But it’s often less explicit — just a vague sense that proximity to other people is going to be immiserating — that I think is driven by this deep-rooted fear of running out of berries.
The flywheel of abundance
The irony is that Malthusian-inspired fear of new housing generates the Malthusian circumstance whereby an influx of new residents results in higher housing costs.
Washington, DC, where I live, is currently going through a rough patch, having lost population due to Covid and struggling with a high murder rate. But for the first 17 or so years that I lived here, housing demand was constantly rising. And it generated a lot of complaints about “gentrification” and all the harms of newcomers. The truth, of course, is that some longtime residents did suffer due to higher rents (though it’s also the case that a large number of longtime residents benefitted from appreciating real estate values), but this was wholly preventable. The city has, in fact, added a lot of housing over the past 20 years, mostly in quasi-greenfield locations, but it has never allowed the most expensive residential parcels to be redeveloped at higher density. Doing that would unlock a financial windfall for incumbent homeowners (they could sell their houses to developers and make a lot of money) and also ameliorate rent growth. People simply didn’t want to do it, so fear of an influx of people actually made the influx more problematic than it otherwise would have been.

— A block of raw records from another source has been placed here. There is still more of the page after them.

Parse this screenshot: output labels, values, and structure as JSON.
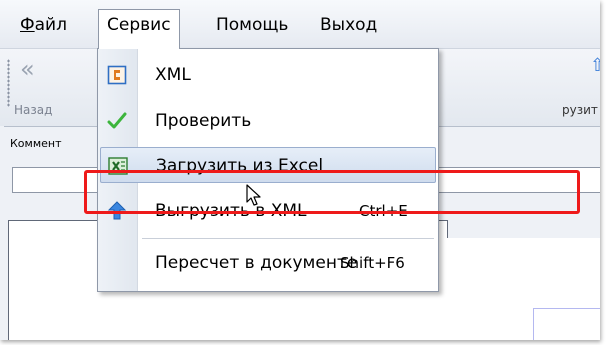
{
  "menubar": {
    "items": [
      {
        "label": "Файл",
        "underline": "Ф",
        "rest": "айл"
      },
      {
        "label": "Сервис"
      },
      {
        "label": "Помощь"
      },
      {
        "label": "Выход"
      }
    ]
  },
  "toolbar": {
    "back_label": "Назад",
    "back_icon": "double-chevron-left-icon",
    "export_label_partial": "рузит",
    "export_icon": "export-icon"
  },
  "comment": {
    "label_partial": "Коммент",
    "value": ""
  },
  "dropdown": {
    "items": [
      {
        "label": "XML",
        "shortcut": "",
        "icon": "xml-icon"
      },
      {
        "label": "Проверить",
        "shortcut": "",
        "icon": "checkmark-icon"
      },
      {
        "label": "Загрузить из Excel",
        "shortcut": "",
        "icon": "excel-icon",
        "highlighted": true
      },
      {
        "label": "Выгрузить в XML",
        "shortcut": "Ctrl+E",
        "icon": "upload-arrow-icon"
      },
      {
        "label": "Пересчет в документе",
        "shortcut": "Shift+F6",
        "icon": ""
      }
    ]
  },
  "colors": {
    "highlight_box": "#ee1a1a",
    "menu_hover": "#cfdcee",
    "check_green": "#3cb53c",
    "xml_orange": "#e07a1f"
  }
}
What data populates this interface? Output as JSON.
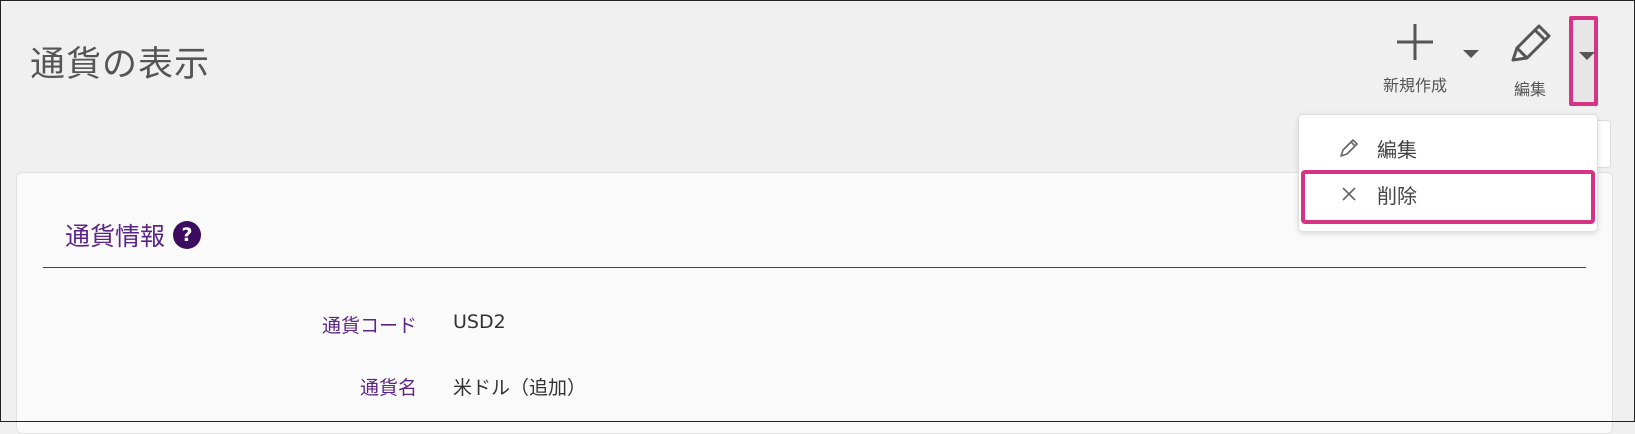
{
  "header": {
    "title": "通貨の表示",
    "new_label": "新規作成",
    "edit_label": "編集"
  },
  "menu": {
    "items": [
      {
        "icon": "pencil-icon",
        "label": "編集"
      },
      {
        "icon": "close-icon",
        "label": "削除"
      }
    ]
  },
  "section": {
    "title": "通貨情報",
    "help": "?"
  },
  "fields": [
    {
      "label": "通貨コード",
      "value": "USD2"
    },
    {
      "label": "通貨名",
      "value": "米ドル（追加）"
    }
  ],
  "colors": {
    "accent": "#5b2585",
    "highlight": "#d63384",
    "background": "#f0f0f0"
  }
}
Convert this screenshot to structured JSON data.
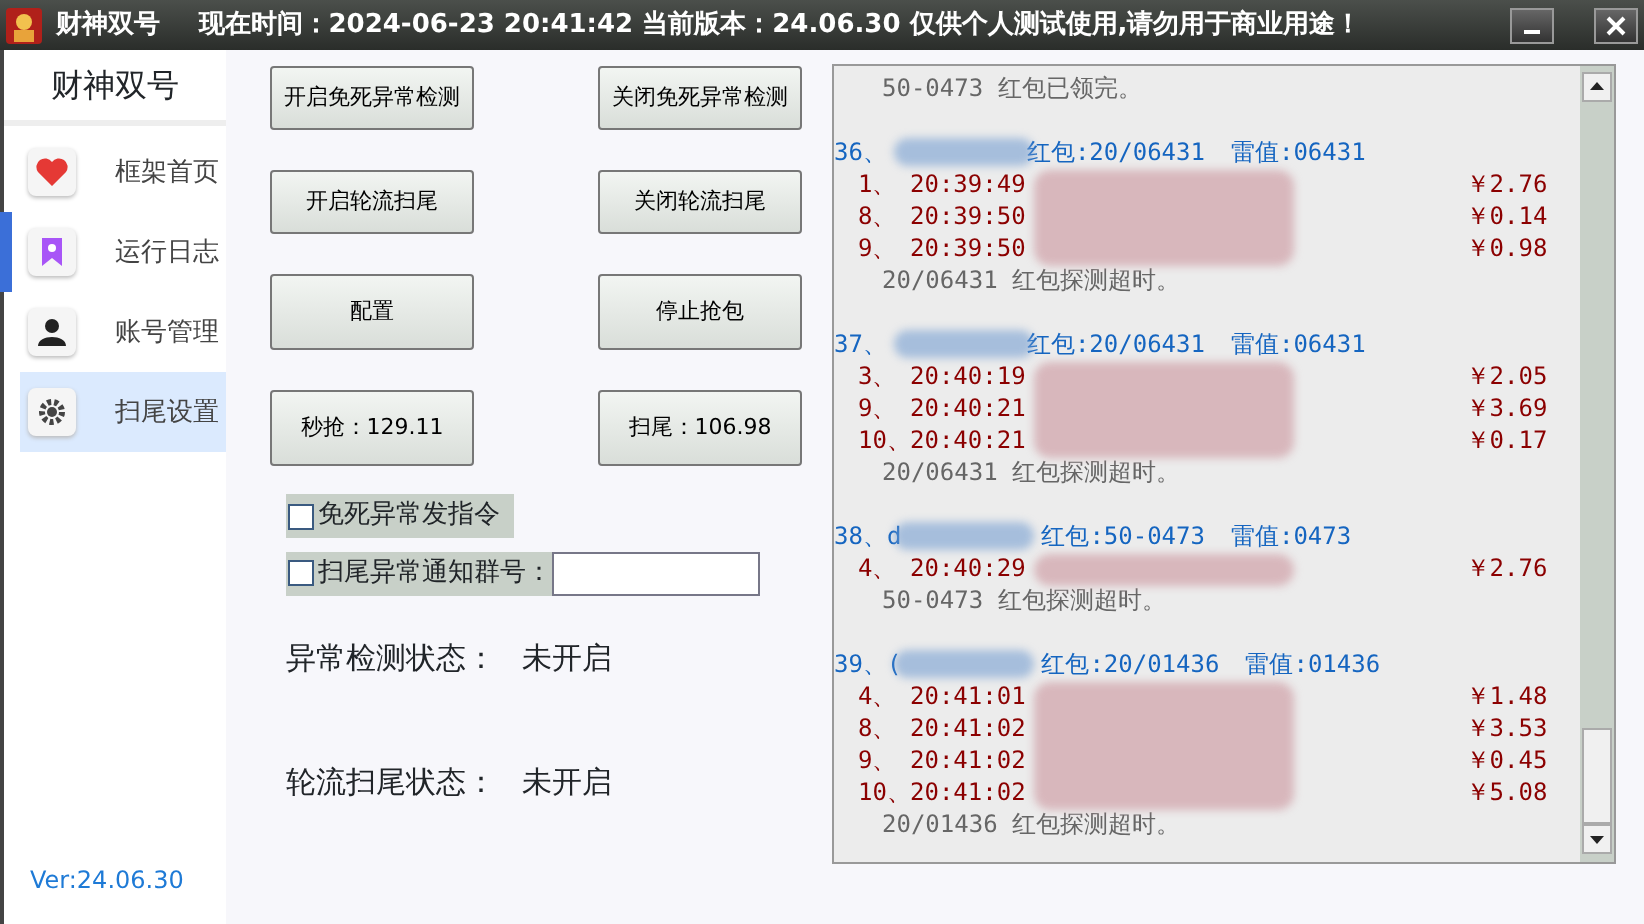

Now that demand for DC living has fallen over the past three years, though, the city is learning that the only thing worse than rising demand is falling demand.
It’s nice that rents have moderated, but it’s a problem for the tax base and for city services and for local businesses. Because this is not a Malthusian society in which we are dividing up a pool of rice; most DC residents make a living providing services to other DC residents. When the pool of residents is growing, that means more customers and more scope for specialization and the division of labor. Other human beings are the main resource we need, so more means more, rather than less.
But this works best if we truly embrace it. If you fear population growth, you put in place policies like zoning restrictions designed to prevent it, and you undermine its economic value.
If you change the rules to facilitate population growth, then you make population growth even more beneficial. This is all particularly salient in the case of immigration or city-to-city moves since that involves fully-formed adults showing up, but it’s equally true of babies. If you think other people having kids puts a burden on society and adopt anti-growth policies, you end up making children more burdensome. It’s not a coincidence that the Satmar Hasidim aggressively pursue upzoning in their neighborhoods. That doesn’t mean we all need to become Hasids or embrace open borders; people want immigration controls in place for lots of non-economic reasons. But I do think Malthusian intuitions also lurk behind a lot of our reasoning on these topics.
The truth, though, is that we can have more immigrant doctors and lower health care costs. And we have can have more zoning reform, plus more immigrant construction workers, and more abundant housing. We can have more immigrant child care workers and make raising families more affordable. And this would all make more and better services available to more people in a modern dynamic service economy that is fundamentally unlike the models that have prevailed for the vast majority of human existence.